Desperate for attention, Archie fixates on Lucy, who has come to try to pull herself together, having kicked a drug habit but still drinking too much. While Archie bombards her with hastily written movie scripts and coming on to her with unwanted attentions, Katherine is unrelenting in her disapproval of her daughter selling out to Hollywood. Yet as this tricky trio thrashes about, a reconciliation between mother and daughter commences to evolve, which leaves the needy Archie feeling pretty much out in the cold.
These three actors illuminate brilliantly each and every corner of their very complex characters, but Whaley has been directed to go over the top from the start, which doesn't leave him anywhere to go with Archie and has the effect of making it seem incredible that Katherine wouldn't see potential danger in Archie's obvious instability.
Had Whaley been able to underplay Archie, that would have dovetailed nicely with Katherine's self-deluding, schoolmarmish conviction that she can handle him. In somewhat smaller roles, Bruce Davison, as a disillusioned, opportunistic local lawyer, and Danny Nucci, as a cop who had had a thwarted high school romance with Lucy, are excellent.
"Homage" makes its points about the cult of celebrity unobtrusively. That the film is framed by media interviews becomes a commentary on how even the most intelligent people in the grimmest of moments can't resist unburdening themselves on TV or for magazines like People. "Homage" has impact, but it might have had considerably more had it been less clumsy.
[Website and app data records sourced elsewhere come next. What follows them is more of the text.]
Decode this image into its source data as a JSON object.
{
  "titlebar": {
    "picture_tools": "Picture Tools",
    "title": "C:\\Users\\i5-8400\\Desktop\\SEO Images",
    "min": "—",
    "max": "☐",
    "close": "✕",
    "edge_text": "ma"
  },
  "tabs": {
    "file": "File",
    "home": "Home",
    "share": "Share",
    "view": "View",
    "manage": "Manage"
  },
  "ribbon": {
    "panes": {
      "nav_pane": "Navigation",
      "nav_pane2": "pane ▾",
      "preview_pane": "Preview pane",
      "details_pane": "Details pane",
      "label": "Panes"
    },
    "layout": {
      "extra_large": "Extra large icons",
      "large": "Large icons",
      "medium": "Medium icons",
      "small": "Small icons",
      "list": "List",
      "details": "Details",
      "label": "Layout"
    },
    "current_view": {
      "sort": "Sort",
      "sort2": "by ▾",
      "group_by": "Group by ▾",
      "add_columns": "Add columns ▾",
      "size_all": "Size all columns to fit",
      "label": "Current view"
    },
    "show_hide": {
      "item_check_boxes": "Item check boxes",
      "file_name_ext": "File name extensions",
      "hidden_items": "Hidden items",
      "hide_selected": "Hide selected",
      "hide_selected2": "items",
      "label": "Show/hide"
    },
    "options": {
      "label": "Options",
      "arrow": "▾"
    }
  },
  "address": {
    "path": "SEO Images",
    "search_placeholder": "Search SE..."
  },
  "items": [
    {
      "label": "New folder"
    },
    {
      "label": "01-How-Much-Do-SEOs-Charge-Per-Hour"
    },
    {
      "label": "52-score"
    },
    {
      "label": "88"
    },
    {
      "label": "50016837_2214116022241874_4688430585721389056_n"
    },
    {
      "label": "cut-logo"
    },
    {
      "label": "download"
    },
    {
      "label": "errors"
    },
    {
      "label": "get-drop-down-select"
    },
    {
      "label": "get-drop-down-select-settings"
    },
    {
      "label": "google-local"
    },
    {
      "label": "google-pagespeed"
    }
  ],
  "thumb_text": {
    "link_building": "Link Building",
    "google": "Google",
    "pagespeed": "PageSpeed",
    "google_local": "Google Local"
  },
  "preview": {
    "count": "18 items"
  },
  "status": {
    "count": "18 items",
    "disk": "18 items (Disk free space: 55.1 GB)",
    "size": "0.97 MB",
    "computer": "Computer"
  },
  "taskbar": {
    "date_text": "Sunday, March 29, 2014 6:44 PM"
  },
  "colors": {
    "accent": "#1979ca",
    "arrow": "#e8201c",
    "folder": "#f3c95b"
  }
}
Homage, 1996. R, for brief strong sexuality, language and an act of violence. An Arrow Release of a Skyline Entertainment production. Director Ross Kagan Marks. Producers Elan Sassoon, Mark Medoff. Executive producer Marks. Screenplay by Medoff; from his play "The Homage That Follows." Cinematographer Tom Richmond. Editor Kevin Tent. Music W.G. Snuffy Walden. Production designer Amy Ancona. Running time: 1 hour, 37 minutes. Blythe Danner as Katherine Samuel. Frank Whaley as Archie Landrum. Sheryl Lee as Lucy Samuel. Bruce Davison as Joseph Smith. Danny Nucci as Gilbert.